it’s taken a long time for textbook publishers to own up to the “fundamental flaw” of their industry: “They are obsessed with counting their gross margins on the things they actually do sell.” And, he added, they ignore the enormous amounts they lose through the other 75 percent of the market made up of used and rented books and other kinds of substitutes. Because of those blinders, the publishers have “long pursued a model that has been failing, year over year.”
Starting in the mid-1990s, the price of educational books rose faster than just about any other measure, including healthcare. Something had to give. Wheeler has seen a “constellation of things” forming to bring about change. First, the e-reader software has matured, he said. “It works on your phone, your tablet, your laptop.”
Second, students are “increasingly digital.” They’re “comfortable with interacting with digital information [and] electronically marking it up.” After all, he noted, “some of them went through high school with digital books and materials.”
Third, familiarity is growing among faculty too. “They see e-texts not just as a substitute for paper, but as a teaching and pedagogical tool. They can go in and annotate that paragraph in the textbook and point to classroom materials or go online and correct something,
Fourth, the printed textbook-first philosophy has stopped paying off for publishers.
The three biggies — Pearson, McGraw-Hill and Cengage — weren’t first in line to sign on, even as additional universities piled onto Indiana U’s project. As a result, their reticence to promote textbook alternatives hit their bottom lines. Eventually, Pearson’s shares took a hit, hovering currently around $8; McGraw-Hill’s education division was peeled off and sold to Apollo Global Management in 2013; and just months later Cengage filed for bankruptcy, emerging a year later with $4 billion less debt.
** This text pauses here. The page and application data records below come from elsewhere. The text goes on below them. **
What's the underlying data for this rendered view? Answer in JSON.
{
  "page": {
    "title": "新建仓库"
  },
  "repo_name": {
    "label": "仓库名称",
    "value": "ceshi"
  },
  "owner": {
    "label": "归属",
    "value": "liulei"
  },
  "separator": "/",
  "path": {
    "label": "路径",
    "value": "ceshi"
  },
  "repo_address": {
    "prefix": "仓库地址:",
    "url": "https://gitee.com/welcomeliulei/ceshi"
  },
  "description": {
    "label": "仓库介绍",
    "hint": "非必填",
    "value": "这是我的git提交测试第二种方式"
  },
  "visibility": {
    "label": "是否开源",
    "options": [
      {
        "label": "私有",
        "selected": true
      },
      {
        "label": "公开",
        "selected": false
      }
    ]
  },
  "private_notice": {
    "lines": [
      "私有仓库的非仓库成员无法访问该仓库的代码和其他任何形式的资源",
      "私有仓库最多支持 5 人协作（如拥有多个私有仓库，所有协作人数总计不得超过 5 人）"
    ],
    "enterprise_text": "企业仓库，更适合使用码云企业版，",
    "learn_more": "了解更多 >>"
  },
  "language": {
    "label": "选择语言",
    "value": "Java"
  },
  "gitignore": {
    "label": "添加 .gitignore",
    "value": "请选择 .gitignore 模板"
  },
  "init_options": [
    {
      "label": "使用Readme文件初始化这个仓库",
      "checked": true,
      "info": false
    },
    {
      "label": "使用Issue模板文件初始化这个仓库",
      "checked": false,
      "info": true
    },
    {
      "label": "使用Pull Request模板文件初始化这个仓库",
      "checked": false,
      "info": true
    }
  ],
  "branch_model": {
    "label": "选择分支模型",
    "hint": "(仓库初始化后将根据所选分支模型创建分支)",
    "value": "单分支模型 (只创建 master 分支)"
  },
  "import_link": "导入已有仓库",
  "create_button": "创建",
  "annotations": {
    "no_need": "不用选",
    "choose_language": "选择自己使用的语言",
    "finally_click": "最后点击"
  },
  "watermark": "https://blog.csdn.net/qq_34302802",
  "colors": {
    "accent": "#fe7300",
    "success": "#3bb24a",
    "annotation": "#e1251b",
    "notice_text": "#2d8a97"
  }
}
the College Board decreased the undergraduate student budget for books and supplies in its “Trends in College Pricing” report.
Indiana U has seen nothing but growth for its IU eTexts digital initiative:
Unizin. This is the organization created by Indiana U and other large institutional partners to develop services that could replace major paid third-party applications, such as learning management, digital textbook and data warehouse platforms. The goal: to enable higher ed to own its data.
more on open text book in this IMS blog
Michelle Pacansky-Brock http://teachingwithemergingtech.com/
Technology Use Among Teachers Strong and Growing
By David Nagel 11/17/16
The study, conducted by adaptive learning provider Front Row Education, found that 75 percent of teachers use technology with students on a daily basis and that a bit more than half have a 1-to-1 ratio of devices to students in their classrooms (up 10 points from last year’s survey). That increase in student devices is helping to drive an increase in the use of technology, with about 60 percent of teachers surveyed saying they expect to increase the use of technology in the 2016–2017 school year.
60 percent of teachers have access to Chromebooks, up 15 percent from last year; 64 percent have access to iPads, down 5 percent from last year. iPads tend to be the tool of choice in lower grades (75 percent in K–2), while Chromebooks dominate the middle school years (66 percent). Interestingly,
more on technology use among teachers in this IMS blog: